*Task requirements*
Show all lines of the listing that hold the word "JSON".

+++ Provided data +++

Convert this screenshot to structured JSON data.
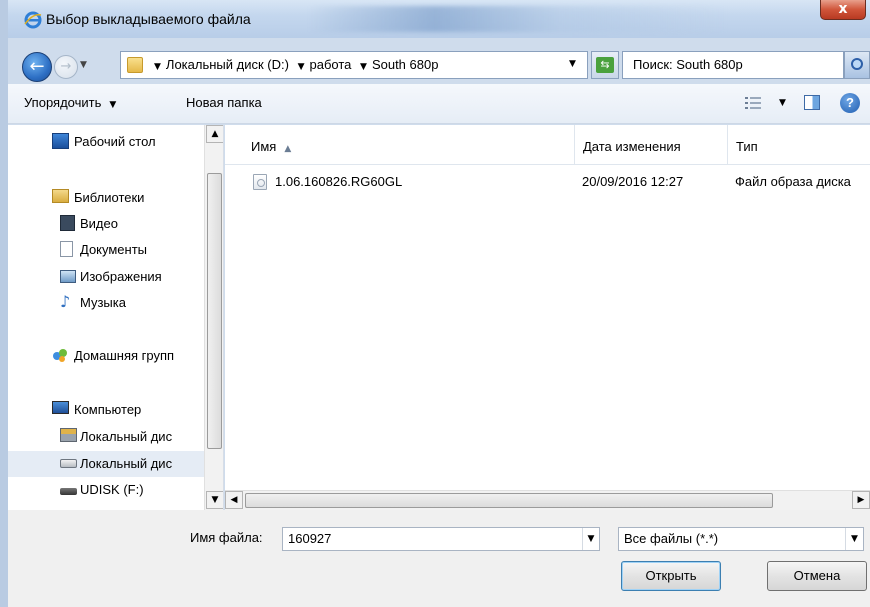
{
  "window": {
    "title": "Выбор выкладываемого файла",
    "close_label": "x"
  },
  "nav": {
    "breadcrumbs": [
      "Локальный диск (D:)",
      "работа",
      "South 680p"
    ],
    "search_placeholder": "Поиск: South 680p"
  },
  "toolbar": {
    "organize_label": "Упорядочить",
    "new_folder_label": "Новая папка"
  },
  "sidebar": {
    "items": [
      {
        "label": "Рабочий стол",
        "icon": "desktop-icon"
      },
      {
        "label": "Библиотеки",
        "icon": "libraries-icon"
      },
      {
        "label": "Видео",
        "icon": "video-icon"
      },
      {
        "label": "Документы",
        "icon": "documents-icon"
      },
      {
        "label": "Изображения",
        "icon": "pictures-icon"
      },
      {
        "label": "Музыка",
        "icon": "music-icon"
      },
      {
        "label": "Домашняя групп",
        "icon": "homegroup-icon"
      },
      {
        "label": "Компьютер",
        "icon": "computer-icon"
      },
      {
        "label": "Локальный дис",
        "icon": "system-drive-icon"
      },
      {
        "label": "Локальный дис",
        "icon": "drive-icon"
      },
      {
        "label": "UDISK (F:)",
        "icon": "usb-drive-icon"
      }
    ]
  },
  "files": {
    "columns": [
      "Имя",
      "Дата изменения",
      "Тип"
    ],
    "rows": [
      {
        "name": "1.06.160826.RG60GL",
        "date": "20/09/2016 12:27",
        "type": "Файл образа диска"
      }
    ]
  },
  "bottom": {
    "filename_label": "Имя файла:",
    "filename_value": "160927",
    "filter_value": "Все файлы (*.*)",
    "open_label": "Открыть",
    "cancel_label": "Отмена"
  }
}
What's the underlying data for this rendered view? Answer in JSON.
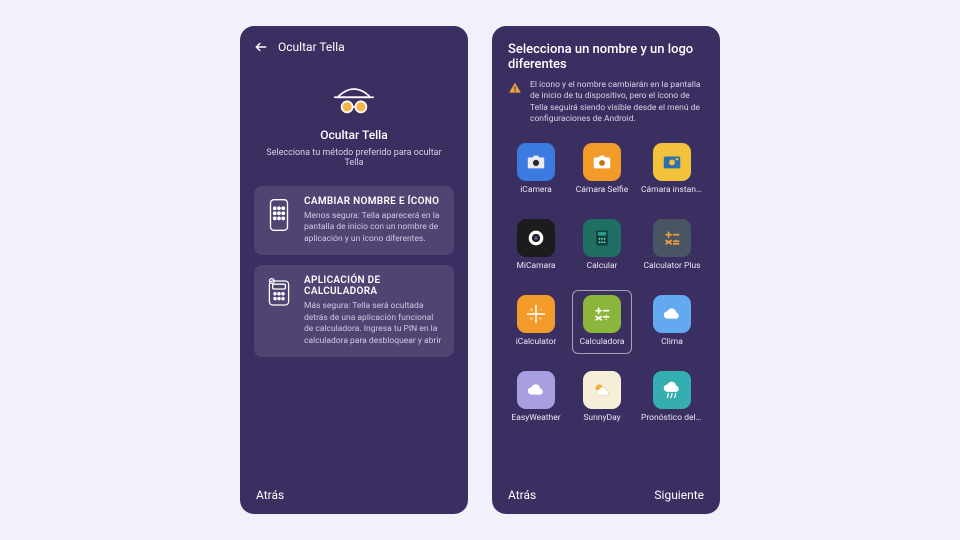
{
  "left": {
    "header_title": "Ocultar Tella",
    "hero_title": "Ocultar Tella",
    "hero_sub": "Selecciona tu método preferido para ocultar Tella",
    "card1_title": "CAMBIAR NOMBRE E ÍCONO",
    "card1_desc": "Menos segura: Tella aparecerá en la pantalla de inicio con un nombre de aplicación y un ícono diferentes.",
    "card2_title": "APLICACIÓN DE CALCULADORA",
    "card2_desc": "Más segura: Tella será ocultada detrás de una aplicación funcional de calculadora. Ingresa tu PIN en la calculadora para desbloquear y abrir",
    "back_label": "Atrás"
  },
  "right": {
    "title": "Selecciona un nombre y un logo diferentes",
    "warning": "El ícono y el nombre cambiarán en la pantalla de inicio de tu dispositivo, pero el ícono de Tella seguirá siendo visible desde el menú de configuraciones de Android.",
    "apps": [
      {
        "label": "iCamera"
      },
      {
        "label": "Cámara Selfie"
      },
      {
        "label": "Cámara instantánea"
      },
      {
        "label": "MiCamara"
      },
      {
        "label": "Calcular"
      },
      {
        "label": "Calculator Plus"
      },
      {
        "label": "iCalculator"
      },
      {
        "label": "Calculadora"
      },
      {
        "label": "Clima"
      },
      {
        "label": "EasyWeather"
      },
      {
        "label": "SunnyDay"
      },
      {
        "label": "Pronóstico del tiempo"
      }
    ],
    "selected_index": 7,
    "back_label": "Atrás",
    "next_label": "Siguiente"
  }
}
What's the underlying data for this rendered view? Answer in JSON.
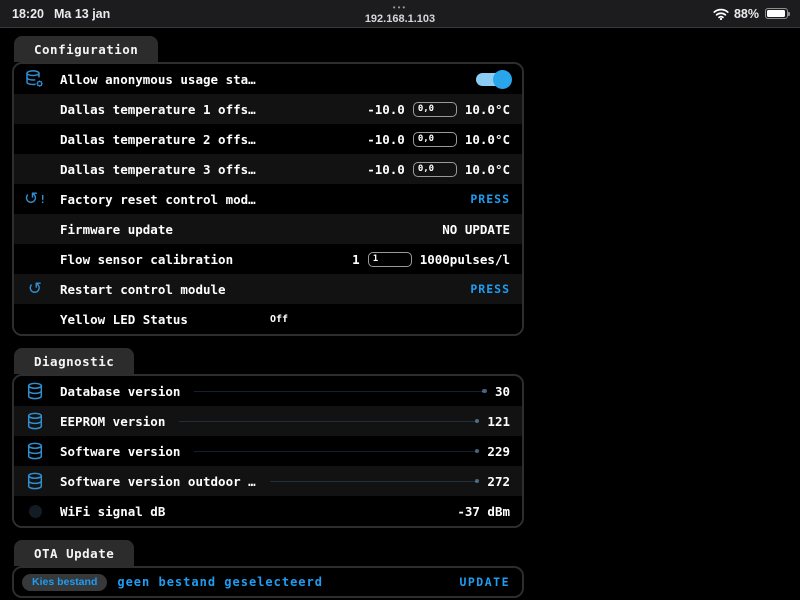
{
  "status_bar": {
    "time": "18:20",
    "date": "Ma 13 jan",
    "dots": "•••",
    "url": "192.168.1.103",
    "battery_percent": "88%"
  },
  "colors": {
    "accent_blue": "#1f9df2",
    "icon_blue": "#2f8fd3",
    "toggle_track": "#8ecdf3",
    "toggle_knob": "#29a5ec",
    "tab_background": "#2c2c2c",
    "panel_border": "#2e2e2e",
    "row_alt": "#121212"
  },
  "sections": [
    {
      "tab": "Configuration",
      "rows": [
        {
          "icon": "database-gear-icon",
          "label": "Allow anonymous usage sta…",
          "type": "toggle",
          "value": "on"
        },
        {
          "label": "Dallas temperature 1 offs…",
          "type": "range",
          "min": "-10.0",
          "value": "0,0",
          "max": "10.0°C"
        },
        {
          "label": "Dallas temperature 2 offs…",
          "type": "range",
          "min": "-10.0",
          "value": "0,0",
          "max": "10.0°C"
        },
        {
          "label": "Dallas temperature 3 offs…",
          "type": "range",
          "min": "-10.0",
          "value": "0,0",
          "max": "10.0°C"
        },
        {
          "icon": "factory-reset-icon",
          "label": "Factory reset control mod…",
          "type": "press",
          "action": "PRESS"
        },
        {
          "label": "Firmware update",
          "type": "text",
          "value": "NO UPDATE"
        },
        {
          "label": "Flow sensor calibration",
          "type": "range",
          "min": "1",
          "value": "1",
          "max": "1000pulses/l"
        },
        {
          "icon": "restart-icon",
          "label": "Restart control module",
          "type": "press",
          "action": "PRESS"
        },
        {
          "label": "Yellow LED Status",
          "type": "status",
          "value": "Off"
        }
      ]
    },
    {
      "tab": "Diagnostic",
      "rows": [
        {
          "icon": "database-icon",
          "label": "Database version",
          "type": "meter",
          "value": "30"
        },
        {
          "icon": "database-icon",
          "label": "EEPROM version",
          "type": "meter",
          "value": "121"
        },
        {
          "icon": "database-icon",
          "label": "Software version",
          "type": "meter",
          "value": "229"
        },
        {
          "icon": "database-icon",
          "label": "Software version outdoor …",
          "type": "meter",
          "value": "272"
        },
        {
          "icon": "dim-circle-icon",
          "label": "WiFi signal dB",
          "type": "text",
          "value": "-37 dBm"
        }
      ]
    },
    {
      "tab": "OTA Update",
      "ota": {
        "choose_button": "Kies bestand",
        "file_status": "geen bestand geselecteerd",
        "update_button": "UPDATE"
      }
    }
  ]
}
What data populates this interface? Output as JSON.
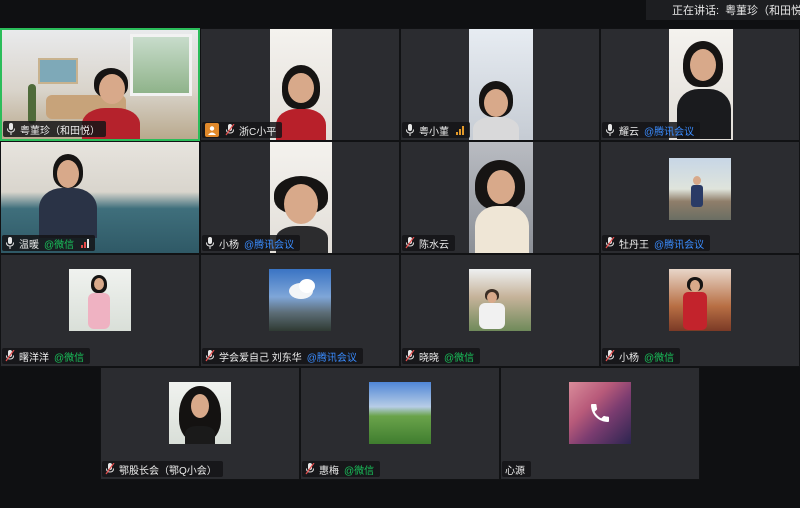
{
  "speaking": {
    "label": "正在讲话:",
    "names": "粤菫珍（和田悦"
  },
  "tiles": [
    {
      "name": "粤菫珍（和田悦）",
      "suffix": ""
    },
    {
      "name": "浙C小平",
      "suffix": ""
    },
    {
      "name": "粤小菫",
      "suffix": ""
    },
    {
      "name": "耀云",
      "suffix": "@腾讯会议"
    },
    {
      "name": "温暖",
      "suffix": "@微信"
    },
    {
      "name": "小杨",
      "suffix": "@腾讯会议"
    },
    {
      "name": "陈水云",
      "suffix": ""
    },
    {
      "name": "牡丹王",
      "suffix": "@腾讯会议"
    },
    {
      "name": "曙洋洋",
      "suffix": "@微信"
    },
    {
      "name": "学会爱自己 刘东华",
      "suffix": "@腾讯会议"
    },
    {
      "name": "晓晓",
      "suffix": "@微信"
    },
    {
      "name": "小杨",
      "suffix": "@微信"
    },
    {
      "name": "鄂股长会（鄂Q小会）",
      "suffix": ""
    },
    {
      "name": "惠梅",
      "suffix": "@微信"
    },
    {
      "name": "心源",
      "suffix": ""
    }
  ],
  "colors": {
    "wechat": "#19c25b",
    "tencent": "#3a8cff",
    "active": "#2bbd5a",
    "tile_bg": "#2b2c30"
  }
}
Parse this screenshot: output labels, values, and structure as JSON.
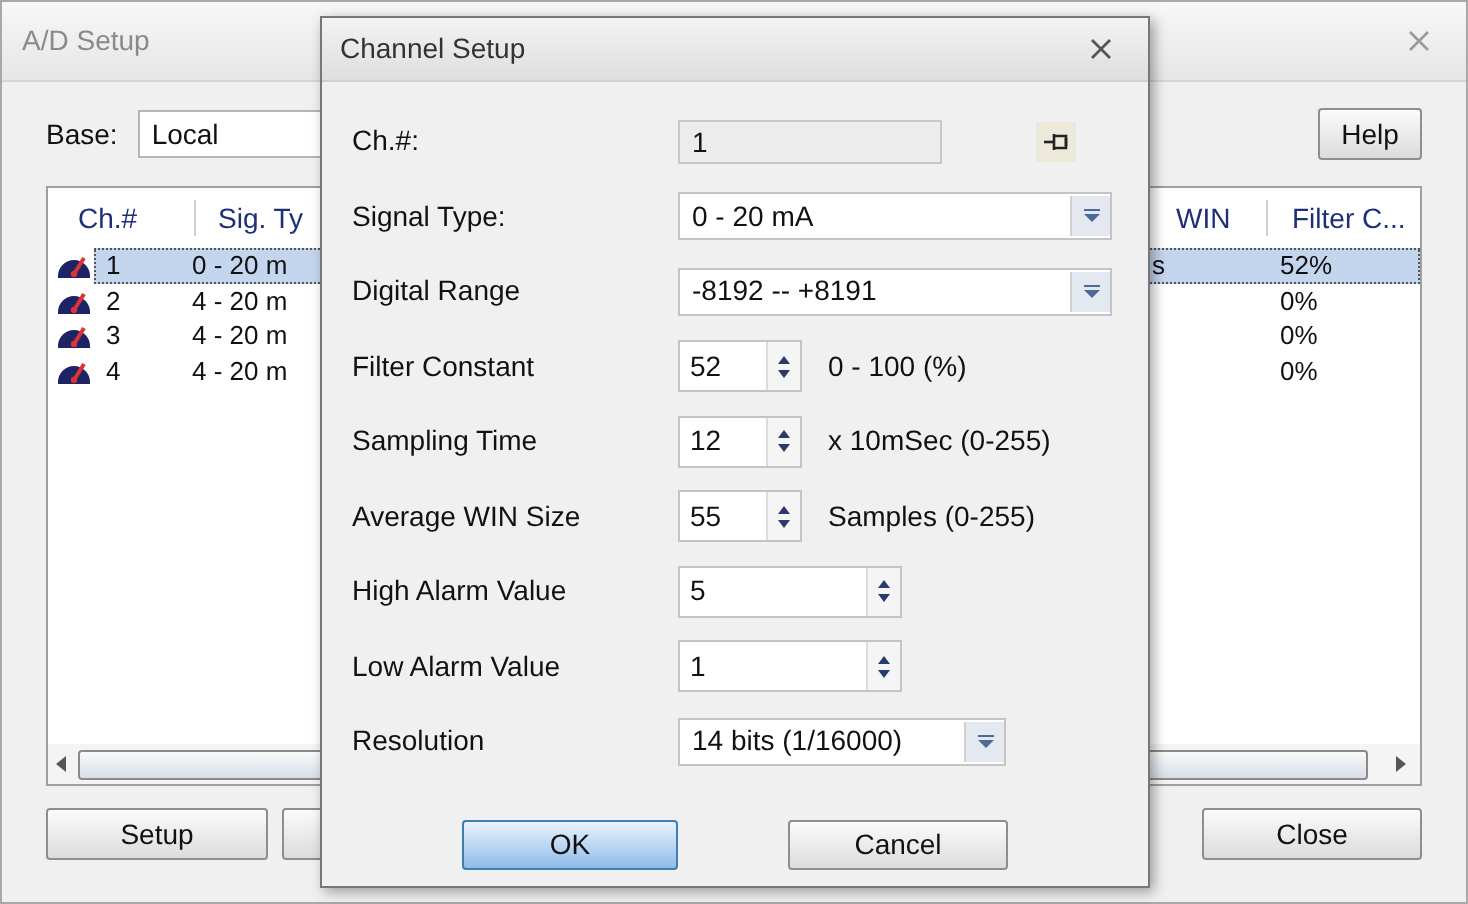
{
  "window": {
    "title": "A/D Setup"
  },
  "base": {
    "label": "Base:",
    "value": "Local"
  },
  "help_button": "Help",
  "channel_list": {
    "columns_left": [
      "Ch.#",
      "Sig. Ty"
    ],
    "columns_right": [
      "WIN",
      "Filter C..."
    ],
    "rows": [
      {
        "channel": "1",
        "signal": "0 - 20 m",
        "win": "s",
        "filter": "52%",
        "selected": true
      },
      {
        "channel": "2",
        "signal": "4 - 20 m",
        "filter": "0%",
        "selected": false
      },
      {
        "channel": "3",
        "signal": "4 - 20 m",
        "filter": "0%",
        "selected": false
      },
      {
        "channel": "4",
        "signal": "4 - 20 m",
        "filter": "0%",
        "selected": false
      }
    ]
  },
  "buttons": [
    "Setup",
    "Close"
  ],
  "dialog": {
    "title": "Channel Setup",
    "fields": [
      {
        "kind": "readonly",
        "label": "Ch.#:",
        "value": "1"
      },
      {
        "kind": "dropdown",
        "label": "Signal Type:",
        "value": "0 - 20 mA"
      },
      {
        "kind": "dropdown",
        "label": "Digital Range",
        "value": "-8192 -- +8191"
      },
      {
        "kind": "spin",
        "label": "Filter Constant",
        "value": "52",
        "unit": "0 - 100 (%)"
      },
      {
        "kind": "spin",
        "label": "Sampling Time",
        "value": "12",
        "unit": "x 10mSec (0-255)"
      },
      {
        "kind": "spin",
        "label": "Average WIN Size",
        "value": "55",
        "unit": "Samples (0-255)"
      },
      {
        "kind": "wide_spin",
        "label": "High Alarm Value",
        "value": "5"
      },
      {
        "kind": "wide_spin",
        "label": "Low Alarm Value",
        "value": "1"
      },
      {
        "kind": "short_dropdown",
        "label": "Resolution",
        "value": "14 bits (1/16000)"
      }
    ],
    "buttons": [
      {
        "label": "OK",
        "default": true
      },
      {
        "label": "Cancel",
        "default": false
      }
    ]
  }
}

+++

*Written answer*
Convert this screenshot to structured JSON data.
What's the underlying data for this rendered view? Answer in JSON.
What's the underlying data for this rendered view? Answer in JSON.
What data populates this interface? Output as JSON.
Parse this screenshot: output labels, values, and structure as JSON.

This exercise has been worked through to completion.